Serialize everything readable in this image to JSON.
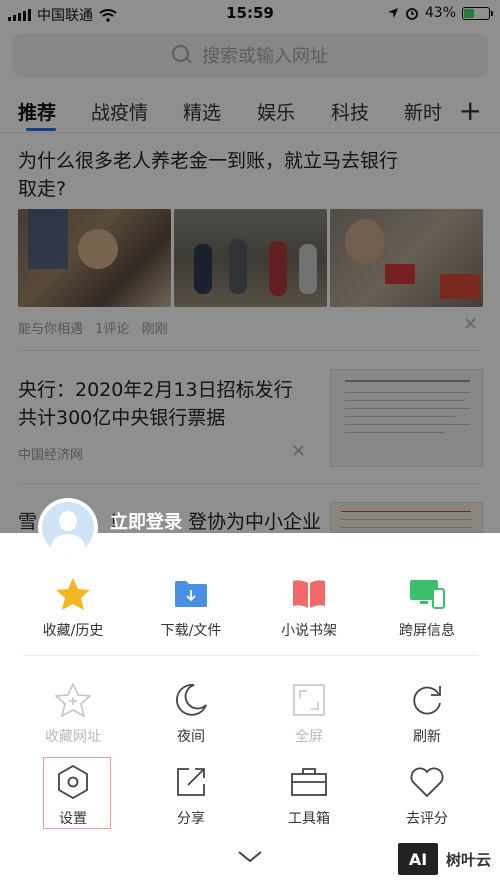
{
  "status": {
    "carrier": "中国联通",
    "time": "15:59",
    "battery": "43%",
    "battery_level": 0.43
  },
  "search": {
    "placeholder": "搜索或输入网址"
  },
  "tabs": [
    "推荐",
    "战疫情",
    "精选",
    "娱乐",
    "科技",
    "新时"
  ],
  "feed": [
    {
      "title_line1": "为什么很多老人养老金一到账，就立马去银行",
      "title_line2": "取走?",
      "source": "能与你相遇",
      "comments": "1评论",
      "time": "刚刚"
    },
    {
      "title_line1": "央行：2020年2月13日招标发行",
      "title_line2": "共计300亿中央银行票据",
      "source": "中国经济网"
    },
    {
      "title_partial": "雪",
      "title_partial2": "！",
      "title_rest": "登协为中小企业"
    }
  ],
  "sheet": {
    "login": "立即登录",
    "row1": [
      {
        "icon": "star-icon",
        "label": "收藏/历史"
      },
      {
        "icon": "download-folder-icon",
        "label": "下载/文件"
      },
      {
        "icon": "book-icon",
        "label": "小说书架"
      },
      {
        "icon": "cross-screen-icon",
        "label": "跨屏信息"
      }
    ],
    "row2": [
      {
        "icon": "add-bookmark-icon",
        "label": "收藏网址",
        "enabled": false
      },
      {
        "icon": "moon-icon",
        "label": "夜间"
      },
      {
        "icon": "fullscreen-icon",
        "label": "全屏",
        "enabled": false
      },
      {
        "icon": "refresh-icon",
        "label": "刷新"
      }
    ],
    "row3": [
      {
        "icon": "settings-icon",
        "label": "设置"
      },
      {
        "icon": "share-icon",
        "label": "分享"
      },
      {
        "icon": "toolbox-icon",
        "label": "工具箱"
      },
      {
        "icon": "heart-icon",
        "label": "去评分"
      }
    ]
  },
  "watermark": {
    "logo": "AI",
    "text": "树叶云"
  },
  "colors": {
    "accent": "#2a6df4",
    "star": "#f5b623",
    "folder": "#4a90e2",
    "book": "#f06a6a",
    "screen": "#3cbf6a"
  }
}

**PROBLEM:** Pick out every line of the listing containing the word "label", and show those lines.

**RESULT OF THE EXERCISE:**
        "label": "收藏/历史"
        "label": "下载/文件"
        "label": "小说书架"
        "label": "跨屏信息"
        "label": "收藏网址",
        "label": "夜间"
        "label": "全屏",
        "label": "刷新"
        "label": "设置"
        "label": "分享"
        "label": "工具箱"
        "label": "去评分"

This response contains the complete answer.